* [TASK STATEMENT]:
State the number of lines in the records beneath that hold the word "Room", and add nothing.

* [THE DATA]:
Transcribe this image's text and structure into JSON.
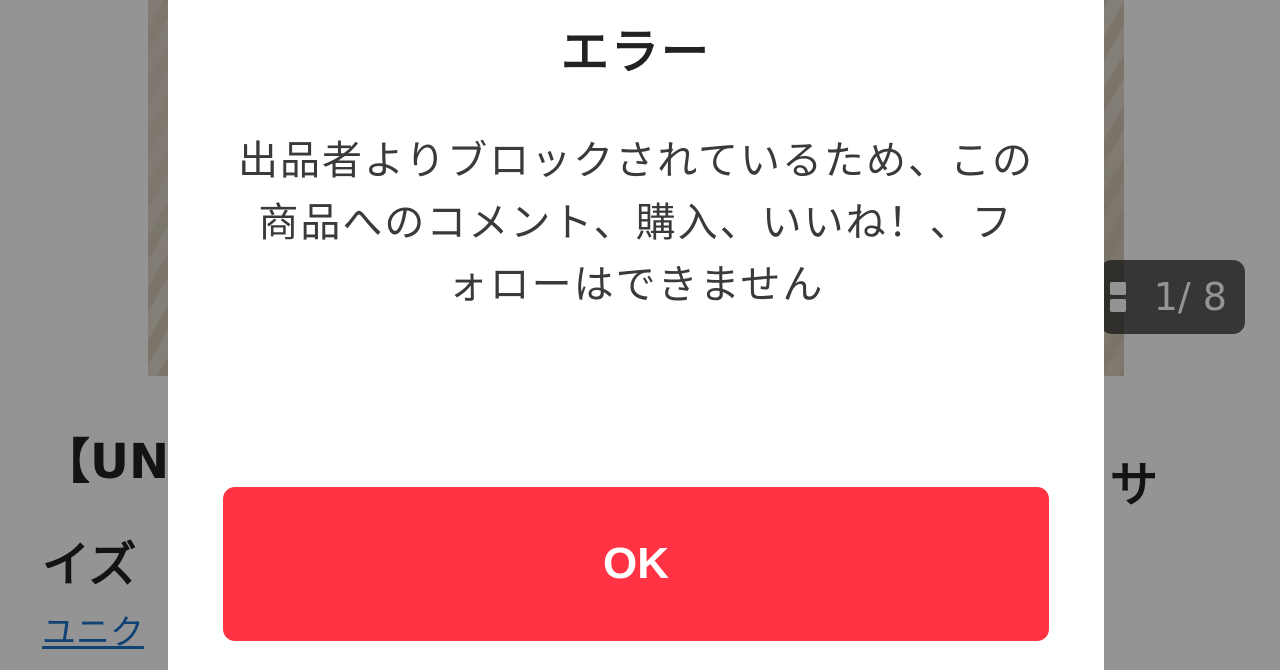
{
  "background": {
    "image_counter": "1/ 8",
    "product_title_start": "【UN",
    "product_title_end": "サ",
    "product_title_line2": "イズ",
    "brand_link": "ユニク"
  },
  "dialog": {
    "title": "エラー",
    "message": "出品者よりブロックされているため、この商品へのコメント、購入、いいね！、フォローはできません",
    "ok_label": "OK"
  },
  "colors": {
    "ok_button": "#ff3344",
    "link": "#1e73c8"
  }
}
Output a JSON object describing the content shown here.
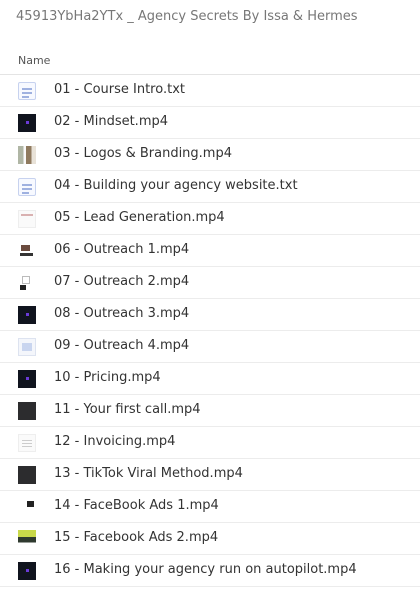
{
  "window": {
    "title": "45913YbHa2YTx _ Agency Secrets By Issa & Hermes"
  },
  "table": {
    "column_header": "Name",
    "rows": [
      {
        "name": "01 - Course Intro.txt",
        "thumbnail": "text-file-icon"
      },
      {
        "name": "02 - Mindset.mp4",
        "thumbnail": "video-thumbnail-dark"
      },
      {
        "name": "03 - Logos & Branding.mp4",
        "thumbnail": "video-thumbnail-logos"
      },
      {
        "name": "04 - Building your agency website.txt",
        "thumbnail": "text-file-icon"
      },
      {
        "name": "05 - Lead Generation.mp4",
        "thumbnail": "video-thumbnail-light"
      },
      {
        "name": "06 - Outreach 1.mp4",
        "thumbnail": "video-thumbnail-mixed"
      },
      {
        "name": "07 - Outreach 2.mp4",
        "thumbnail": "video-thumbnail-mixed"
      },
      {
        "name": "08 - Outreach 3.mp4",
        "thumbnail": "video-thumbnail-dark"
      },
      {
        "name": "09 - Outreach 4.mp4",
        "thumbnail": "video-thumbnail-document"
      },
      {
        "name": "10 - Pricing.mp4",
        "thumbnail": "video-thumbnail-dark"
      },
      {
        "name": "11 - Your first call.mp4",
        "thumbnail": "video-thumbnail-dark-gray"
      },
      {
        "name": "12 - Invoicing.mp4",
        "thumbnail": "video-thumbnail-invoice"
      },
      {
        "name": "13 - TikTok Viral Method.mp4",
        "thumbnail": "video-thumbnail-dark-gray"
      },
      {
        "name": "14 - FaceBook Ads 1.mp4",
        "thumbnail": "video-thumbnail-fb"
      },
      {
        "name": "15 - Facebook Ads 2.mp4",
        "thumbnail": "video-thumbnail-fb-green"
      },
      {
        "name": "16 - Making your agency run on autopilot.mp4",
        "thumbnail": "video-thumbnail-dark"
      }
    ]
  }
}
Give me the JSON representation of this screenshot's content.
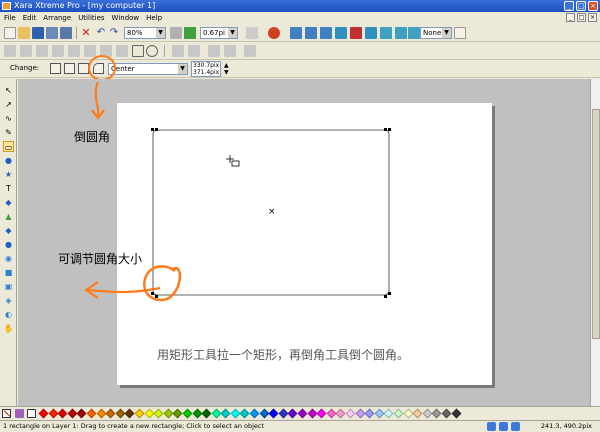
{
  "window": {
    "title": "Xara Xtreme Pro - [my computer 1]",
    "controls": [
      "_",
      "□",
      "×"
    ]
  },
  "menu": {
    "items": [
      "File",
      "Edit",
      "Arrange",
      "Utilities",
      "Window",
      "Help"
    ],
    "doc_controls": [
      "_",
      "□",
      "×"
    ]
  },
  "toolbar": {
    "zoom_value": "80%",
    "line_width": "0.67pi",
    "fill_value": "None"
  },
  "infobar": {
    "change_label": "Change:",
    "join_value": "Center",
    "width_value": "330.7pix",
    "height_value": "371.4pix"
  },
  "annotations": {
    "round_corner": "倒圆角",
    "adjust_radius": "可调节圆角大小",
    "caption": "用矩形工具拉一个矩形，再倒角工具倒个圆角。"
  },
  "status": {
    "message": "1 rectangle on Layer 1: Drag to create a new rectangle; Click to select an object",
    "coords": "241.3, 490.2pix"
  },
  "colors": {
    "annotation_orange": "#ff7b1a",
    "title_blue": "#1c4fc0"
  },
  "palette": [
    "#ff0000",
    "#ff2000",
    "#e00000",
    "#c00000",
    "#a00000",
    "#ff6600",
    "#ff8800",
    "#cc6600",
    "#996600",
    "#663300",
    "#ffcc00",
    "#ffff00",
    "#ccff00",
    "#99cc00",
    "#669900",
    "#00cc00",
    "#009900",
    "#006600",
    "#00ff99",
    "#00cccc",
    "#00ffff",
    "#00cccc",
    "#0099ff",
    "#0066cc",
    "#0000ff",
    "#3333cc",
    "#6600cc",
    "#9900cc",
    "#cc00cc",
    "#ff00ff",
    "#ff66cc",
    "#ff99cc",
    "#ffccff",
    "#cc99ff",
    "#9999ff",
    "#99ccff",
    "#ccffff",
    "#ccffcc",
    "#ffffcc",
    "#ffcc99",
    "#cccccc",
    "#999999",
    "#666666",
    "#333333"
  ]
}
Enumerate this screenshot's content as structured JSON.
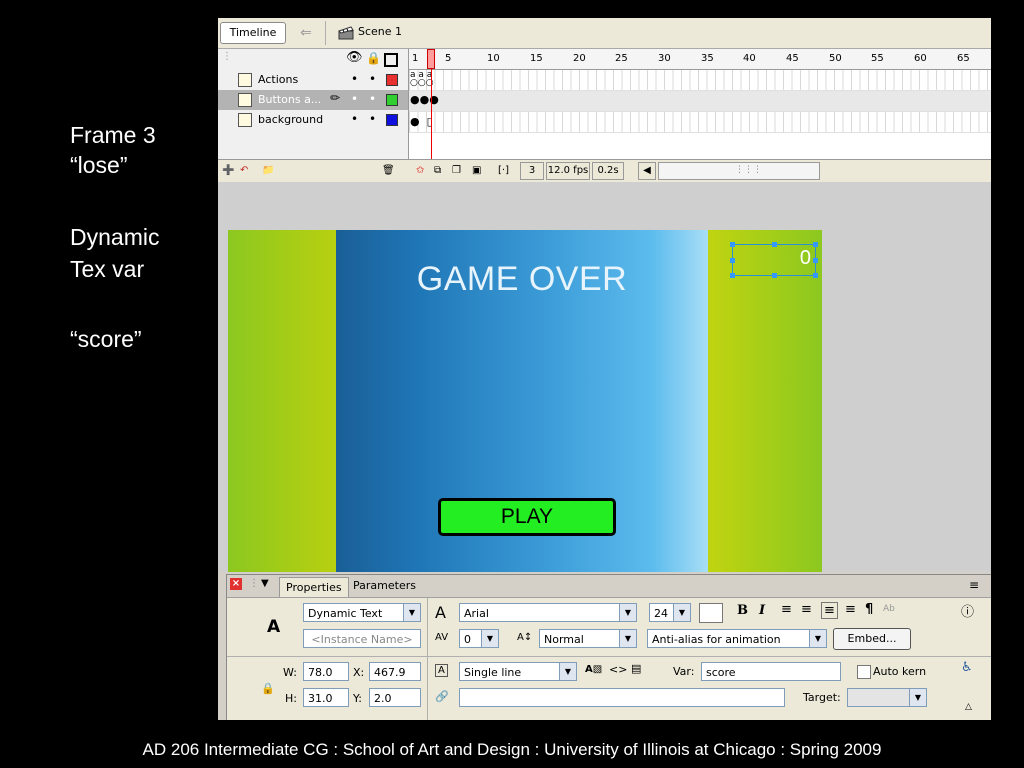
{
  "notes": {
    "line1": "Frame 3",
    "line2": "“lose”",
    "line3": "Dynamic",
    "line4": "Tex var",
    "line5": "“score”"
  },
  "footer": "AD 206 Intermediate CG  :  School of Art and Design :  University of Illinois at Chicago :  Spring 2009",
  "timeline": {
    "tab_label": "Timeline",
    "scene_label": "Scene 1",
    "ruler": [
      "1",
      "5",
      "10",
      "15",
      "20",
      "25",
      "30",
      "35",
      "40",
      "45",
      "50",
      "55",
      "60",
      "65"
    ],
    "layers": [
      {
        "name": "Actions",
        "color": "#e83030"
      },
      {
        "name": "Buttons a...",
        "color": "#30d030"
      },
      {
        "name": "background",
        "color": "#1010e0"
      }
    ],
    "status": {
      "frame": "3",
      "fps": "12.0 fps",
      "time": "0.2s"
    }
  },
  "stage": {
    "title": "GAME OVER",
    "play_label": "PLAY",
    "score_value": "0"
  },
  "properties": {
    "tab_properties": "Properties",
    "tab_parameters": "Parameters",
    "text_type": "Dynamic Text",
    "instance_placeholder": "<Instance Name>",
    "font": "Arial",
    "font_size": "24",
    "letter_spacing": "0",
    "position_mode": "Normal",
    "anti_alias": "Anti-alias for animation",
    "embed_label": "Embed...",
    "w_label": "W:",
    "w_value": "78.0",
    "x_label": "X:",
    "x_value": "467.9",
    "h_label": "H:",
    "h_value": "31.0",
    "y_label": "Y:",
    "y_value": "2.0",
    "line_type": "Single line",
    "var_label": "Var:",
    "var_value": "score",
    "auto_kern_label": "Auto kern",
    "target_label": "Target:"
  }
}
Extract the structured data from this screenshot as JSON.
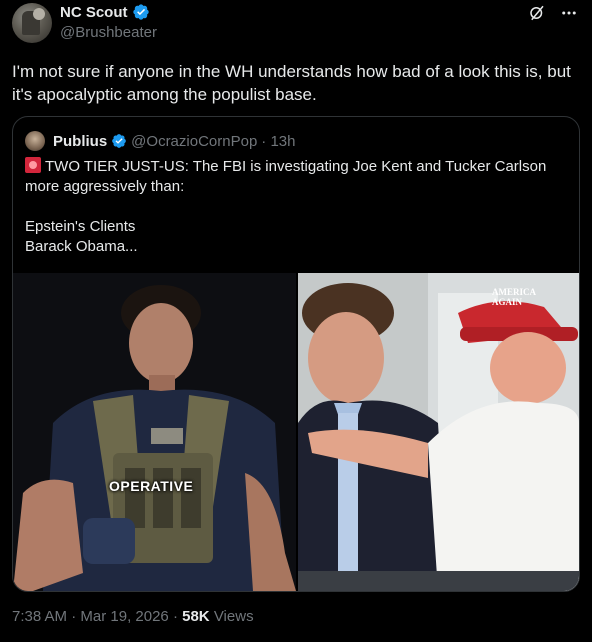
{
  "author": {
    "display_name": "NC Scout",
    "handle": "@Brushbeater"
  },
  "tweet": {
    "text": "I'm not sure if anyone in the WH understands how bad of a look this is, but it's apocalyptic among the populist base."
  },
  "quote": {
    "display_name": "Publius",
    "handle": "@OcrazioCornPop",
    "time": "· 13h",
    "text": "TWO TIER JUST-US: The FBI is investigating Joe Kent and Tucker Carlson more aggressively than:\n\nEpstein's Clients\nBarack Obama...",
    "image_left_label": "OPERATIVE",
    "hat_text": "AMERICA\nAGAIN"
  },
  "meta": {
    "time": "7:38 AM",
    "sep1": " · ",
    "date": "Mar 19, 2026",
    "sep2": " · ",
    "views_count": "58K",
    "views_label": " Views"
  },
  "colors": {
    "background": "#000000",
    "text": "#e7e9ea",
    "muted": "#71767b",
    "verified": "#1d9bf0",
    "border": "#2f3336"
  }
}
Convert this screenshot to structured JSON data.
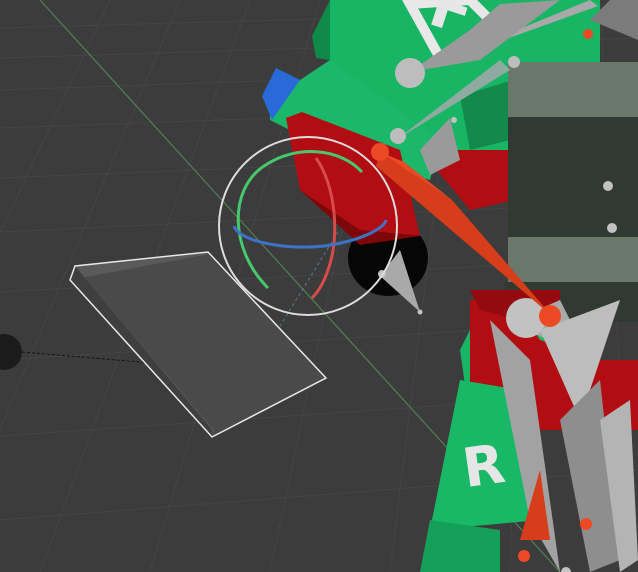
{
  "viewport": {
    "labels": {
      "upper_letter": "F",
      "lower_letter": "R"
    },
    "colors": {
      "background": "#3c3c3c",
      "grid": "#474747",
      "grid_minor": "#424242",
      "green_axis_line": "#4f7f55",
      "armor_green": "#18b564",
      "armor_red": "#b10d12",
      "bone_gray": "#a9a9a9",
      "selected_bone": "#d63d1a",
      "rotate_x": "#d84b4b",
      "rotate_y": "#48c86d",
      "rotate_z": "#3e72c7",
      "selection_outline": "#e8e8e8",
      "dark_panel": "#303a32",
      "gray_panel": "#6a776b"
    }
  }
}
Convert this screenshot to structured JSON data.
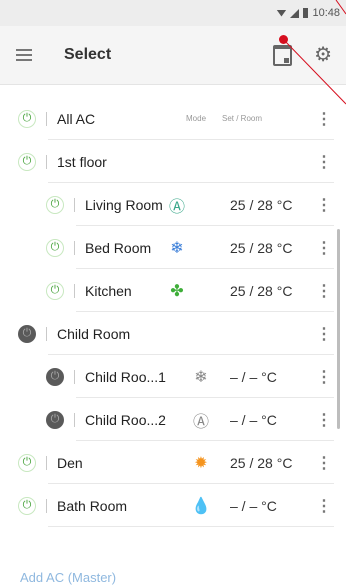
{
  "status_bar": {
    "time": "10:48"
  },
  "toolbar": {
    "title": "Select"
  },
  "columns": {
    "mode": "Mode",
    "set_room": "Set / Room"
  },
  "rows": [
    {
      "name": "All AC",
      "power": "on",
      "level": 0,
      "mode": "",
      "temp": "",
      "unit": ""
    },
    {
      "name": "1st floor",
      "power": "on",
      "level": 0,
      "mode": "",
      "temp": "",
      "unit": ""
    },
    {
      "name": "Living Room",
      "power": "on",
      "level": 1,
      "mode": "Ⓐ",
      "mode_color": "#3aa88a",
      "temp": "25 / 28",
      "unit": "°C"
    },
    {
      "name": "Bed Room",
      "power": "on",
      "level": 1,
      "mode": "❄",
      "mode_color": "#3b7ed8",
      "temp": "25 / 28",
      "unit": "°C"
    },
    {
      "name": "Kitchen",
      "power": "on",
      "level": 1,
      "mode": "✤",
      "mode_color": "#3fae3a",
      "temp": "25 / 28",
      "unit": "°C"
    },
    {
      "name": "Child Room",
      "power": "off",
      "level": 0,
      "mode": "",
      "temp": "",
      "unit": ""
    },
    {
      "name": "Child Roo...1",
      "power": "off",
      "level": 1,
      "mode": "❄",
      "mode_color": "#888888",
      "temp": "– / –",
      "unit": "°C"
    },
    {
      "name": "Child Roo...2",
      "power": "off",
      "level": 1,
      "mode": "Ⓐ",
      "mode_color": "#888888",
      "temp": "– / –",
      "unit": "°C"
    },
    {
      "name": "Den",
      "power": "on",
      "level": 0,
      "mode": "✹",
      "mode_color": "#f5941e",
      "temp": "25 / 28",
      "unit": "°C"
    },
    {
      "name": "Bath Room",
      "power": "on",
      "level": 0,
      "mode": "💧",
      "mode_color": "#3aa0d8",
      "temp": "– / –",
      "unit": "°C"
    }
  ],
  "footer": {
    "label": "Add AC (Master)"
  },
  "accent": "#d60f1f"
}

* [ANSWER TO THE EXERCISE]:
5